A federal appeals court is considering whether a condemned killer in Texas should be spared from execution Wednesday so he can undergo new mental competency examinations to support arguments he's too delusional to understand why he's being punished.
Scott Panetti, who was diagnosed with schizophrenia 14 years before killing his estranged wife's parents, "stands on the razor's edge of competency" and needs psychological evaluations to illustrate that his severe mental illness has worsened since he last was examined seven years ago, the prisoner's attorneys argued to the 5th U.S. Circuit Court of Appeals.
State attorneys contended Panetti's condition "has not markedly changed" and he should not be given a reprieve from lethal injection.
No court has ruled Panetti mentally incompetent or insane.
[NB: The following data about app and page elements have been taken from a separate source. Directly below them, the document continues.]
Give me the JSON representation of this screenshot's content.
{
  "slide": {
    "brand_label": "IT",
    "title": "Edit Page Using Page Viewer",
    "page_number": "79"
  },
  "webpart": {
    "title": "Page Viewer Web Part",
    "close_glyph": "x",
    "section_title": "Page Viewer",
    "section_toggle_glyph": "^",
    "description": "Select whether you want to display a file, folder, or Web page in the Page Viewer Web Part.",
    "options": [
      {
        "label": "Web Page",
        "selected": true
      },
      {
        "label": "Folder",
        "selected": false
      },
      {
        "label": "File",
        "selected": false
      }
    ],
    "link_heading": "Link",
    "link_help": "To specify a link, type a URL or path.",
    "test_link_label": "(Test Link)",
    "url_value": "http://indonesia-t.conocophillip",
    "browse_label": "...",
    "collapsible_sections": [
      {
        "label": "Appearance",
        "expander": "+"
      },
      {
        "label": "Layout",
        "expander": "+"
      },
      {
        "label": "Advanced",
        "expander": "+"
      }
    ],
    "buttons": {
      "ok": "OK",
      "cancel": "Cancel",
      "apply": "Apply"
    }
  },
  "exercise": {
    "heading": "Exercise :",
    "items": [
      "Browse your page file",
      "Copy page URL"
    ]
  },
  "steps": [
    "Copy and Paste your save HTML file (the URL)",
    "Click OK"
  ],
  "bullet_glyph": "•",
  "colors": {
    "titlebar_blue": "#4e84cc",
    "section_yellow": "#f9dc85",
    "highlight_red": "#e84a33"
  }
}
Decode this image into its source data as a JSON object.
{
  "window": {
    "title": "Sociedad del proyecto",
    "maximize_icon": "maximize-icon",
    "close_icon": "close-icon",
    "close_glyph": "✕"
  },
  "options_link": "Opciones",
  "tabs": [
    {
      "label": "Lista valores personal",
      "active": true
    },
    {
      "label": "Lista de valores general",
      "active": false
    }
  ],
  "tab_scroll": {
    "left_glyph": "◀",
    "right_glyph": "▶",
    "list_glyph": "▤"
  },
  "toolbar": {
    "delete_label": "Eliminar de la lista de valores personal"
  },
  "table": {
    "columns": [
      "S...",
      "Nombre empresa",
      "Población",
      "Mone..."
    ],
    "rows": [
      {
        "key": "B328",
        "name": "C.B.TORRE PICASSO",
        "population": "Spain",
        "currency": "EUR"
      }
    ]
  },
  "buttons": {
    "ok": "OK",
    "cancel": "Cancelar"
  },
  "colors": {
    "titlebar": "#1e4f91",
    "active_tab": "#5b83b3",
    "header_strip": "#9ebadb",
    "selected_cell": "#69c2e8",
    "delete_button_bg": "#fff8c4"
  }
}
The 56-year-old Wisconsin native was diagnosed with schizophrenia in 1978 and had been hospitalized more than a dozen times for treatment before fatally shooting Joe and Amanda Alvarado at their home in the Texas Hill Country in 1992.
Panetti's attorneys also have asked the U.S. Supreme Court to review the broader question of whether executing people who have mental illnesses violates the constitutional protection against cruel and unusual punishment.
In 1986, the high court ruled states may not execute killers whose insanity means they can't understand why they're being put to death. In 2002, the justices prohibited the execution of the mentally impaired. Five years later, ruling on an appeal from Panetti, the court said mentally ill condemned prisoners could be put to death if they have a factual and rational understanding of why they're being punished.
Panetti has insisted Satan is working through Texas prison officials to execute him to keep him from preaching the Gospel.
Panetti's delusions "have become more pervasive," according to one of his attorneys, Gregory Wiercioch, who met with the inmate last week.
Wiercioch said Panetti told him devices implanted in his teeth by prison system dentists were sending command messages to his brain, that in the sixth grade he had a fight with future President Barack Obama at a Chicago museum and that his tooth told him to write a letter of apology to Obama.
Ellen Stewart-Klein, an assistant Texas attorney general, told the Supreme Court on Tuesday that records failed to support claims that Panetti's mental condition had deteriorated and that some of his odd behavior could be deliberate.
"Panetti's mental health condition has long been exaggerated to his benefit and he continues this long established pattern here," Stewart-Klein said.
At trial, Panetti acted as his own attorney, testified as alternate personality "Sarge" to describe the Alvarado slayings and tried to subpoena Jesus Christ, the pope and the late President John F. Kennedy. Panetti wore a purple cowboy outfit, including a big cowboy hat, and largely ignored a standby attorney the judge appointed to assist him.